OK so maybe Mark Twain never actually said it, but those of us who have been to the City By the Bay know it's true. San Francisco is typically much cooler (even in the summer) than other cities, even adjacent cities, in the San Francisco Bay Area. In fact, San Francisco has the coldest minimum, maximum, and average temperatures of any major city in the United States for the months of June, July, and August. This being the case, it is no stretch of the imagination to think that on June 21, 1986 (the date of the Summer Solstice) only 20 or so people were originally in attendance at Baker Beach in San Francisco.
Larry Harvey, creator of the first Burning Man, conceived of an eight foot tall wooden effigy in the shape of a man to be burned at the annual Summer Solstice bonfire, a tradition started by local sculptor Mary Grauberger. Larry and his friend Jerry James improvised a statue of roughly human shape and proportion with a triangular head, and they set it on fire at the beach. I don't know this for a fact because I wasn't there, but allegedly the group of 20 immediately doubled to 40 as onlookers were drawn to the flame engulfed man.
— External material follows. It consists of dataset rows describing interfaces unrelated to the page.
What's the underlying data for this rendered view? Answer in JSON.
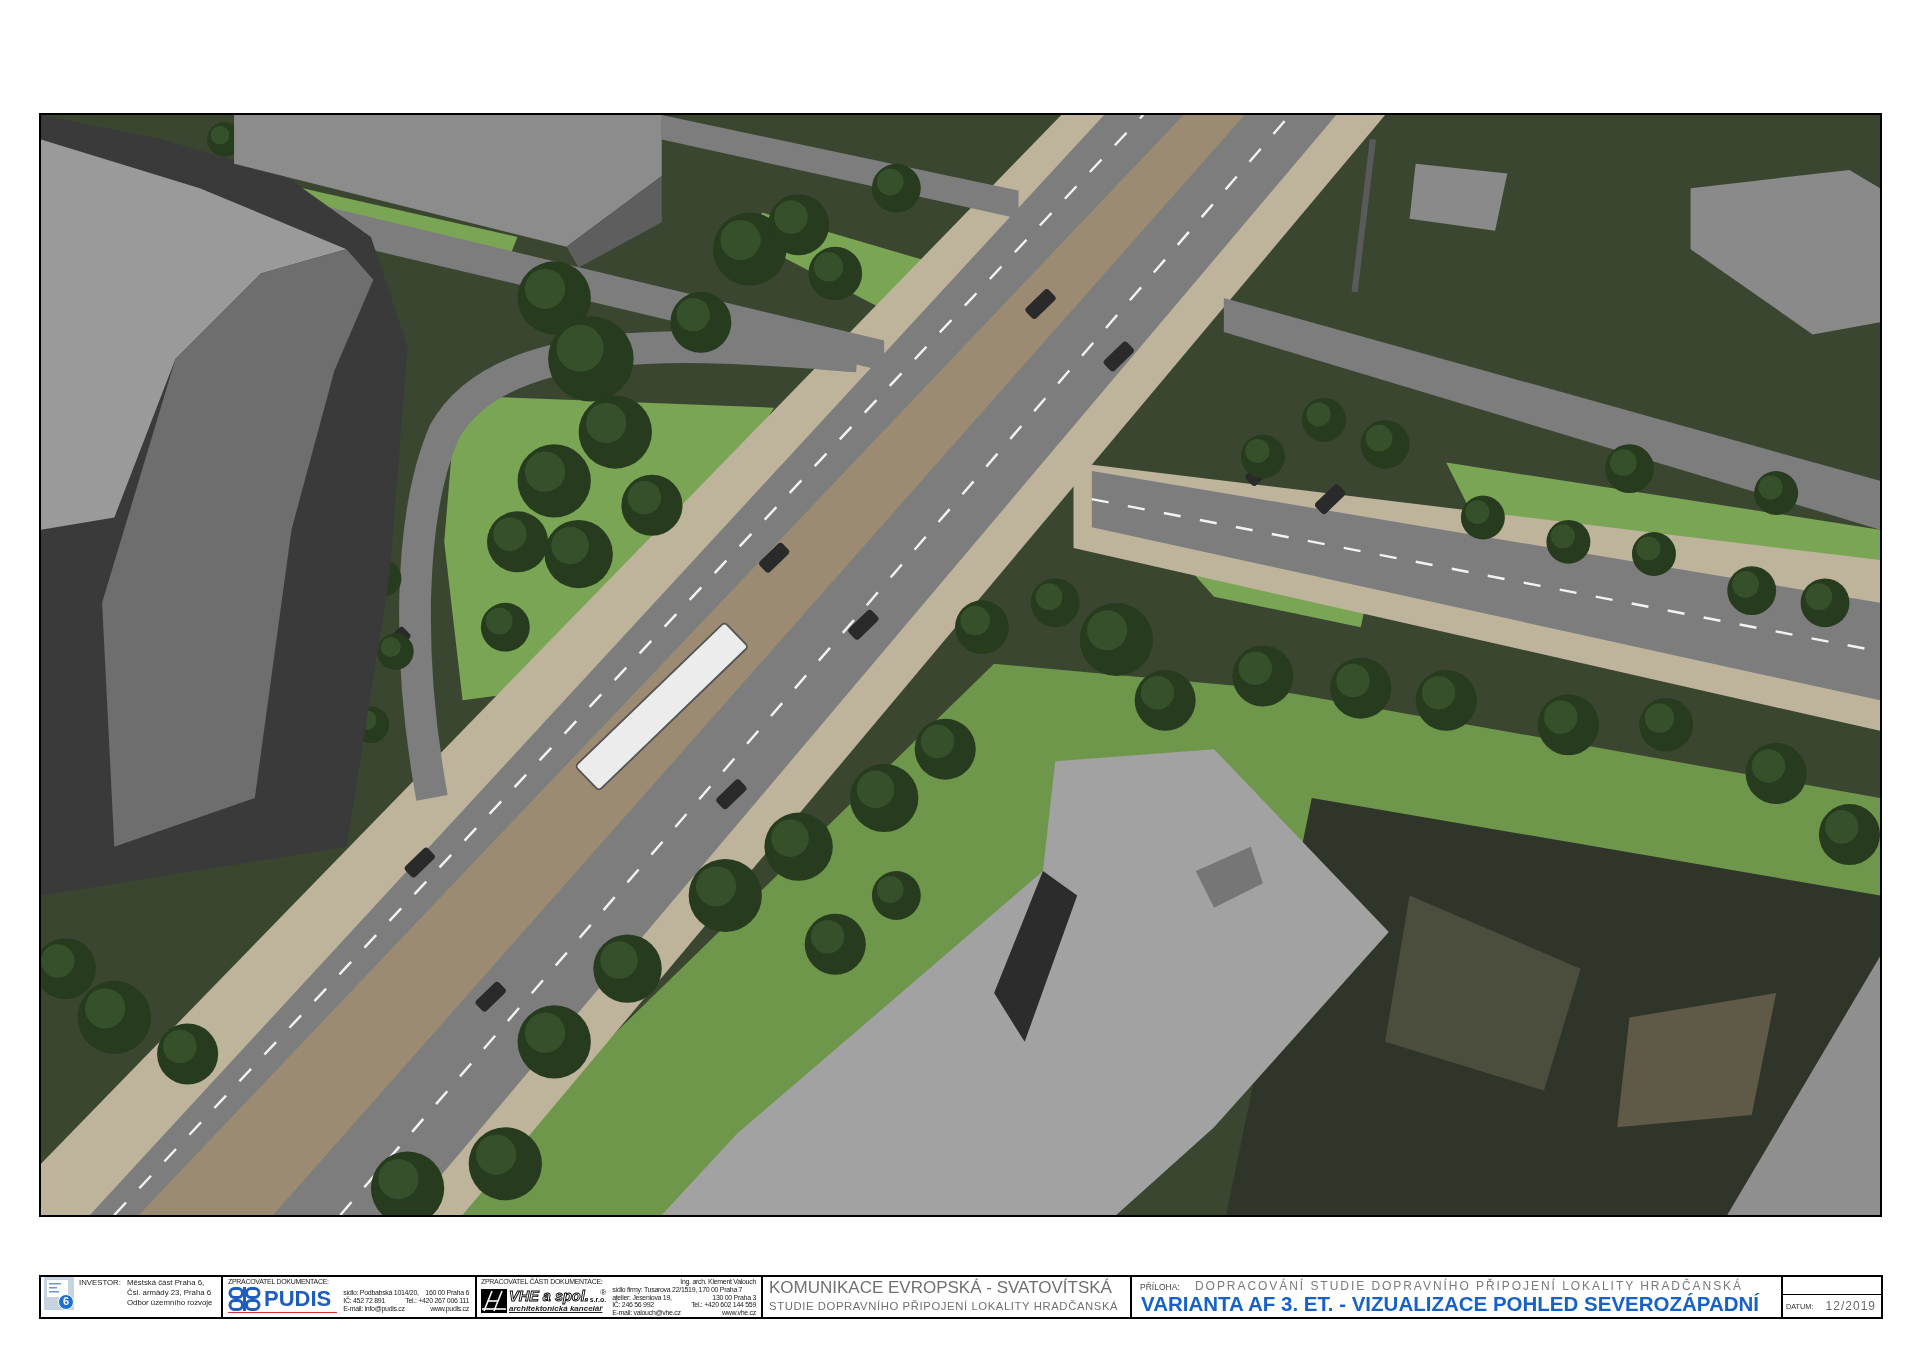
{
  "title_block": {
    "investor": {
      "label": "INVESTOR:",
      "logo_number": "6",
      "lines": [
        "Městská část Praha 6,",
        "Čsl. armády 23, Praha 6",
        "Odbor územního rozvoje"
      ]
    },
    "documentation_by": {
      "label": "ZPRACOVATEL DOKUMENTACE:",
      "logo_text": "PUDIS",
      "contact": [
        [
          "sídlo: Podbabská 1014/20,",
          "160 00 Praha 6"
        ],
        [
          "IČ: 452 72 891",
          "Tel.: +420 267 006 111"
        ],
        [
          "E-mail: info@pudis.cz",
          "www.pudis.cz"
        ]
      ]
    },
    "partial_documentation_by": {
      "label": "ZPRACOVATEL ČÁSTI DOKUMENTACE:",
      "person": "Ing. arch. Klement Valouch",
      "logo_text": "VHE a spol.",
      "logo_mark": "®",
      "logo_suffix": "s.r.o.",
      "logo_subtitle": "architektonická kancelář",
      "contact": [
        [
          "sídlo firmy: Tusarova 22/1519, 170 00 Praha 7"
        ],
        [
          "atelier: Jeseniova 19,",
          "130 00 Praha 3"
        ],
        [
          "IČ: 246 56 992",
          "Tel.: +420 602 144 559"
        ],
        [
          "E-mail: valouch@vhe.cz",
          "www.vhe.cz"
        ]
      ]
    },
    "project": {
      "title": "KOMUNIKACE EVROPSKÁ - SVATOVÍTSKÁ",
      "subtitle": "STUDIE DOPRAVNÍHO PŘIPOJENÍ LOKALITY HRADČANSKÁ"
    },
    "attachment": {
      "label": "PŘÍLOHA:",
      "study": "DOPRACOVÁNÍ STUDIE DOPRAVNÍHO PŘIPOJENÍ LOKALITY HRADČANSKÁ",
      "title": "VARIANTA AF 3. ET. - VIZUALIZACE POHLED SEVEROZÁPADNÍ"
    },
    "date": {
      "label": "DATUM:",
      "value": "12/2019"
    }
  }
}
I know I would have gone for a closer look if I was there; wouldn't you? And so began the Burning Man tradition.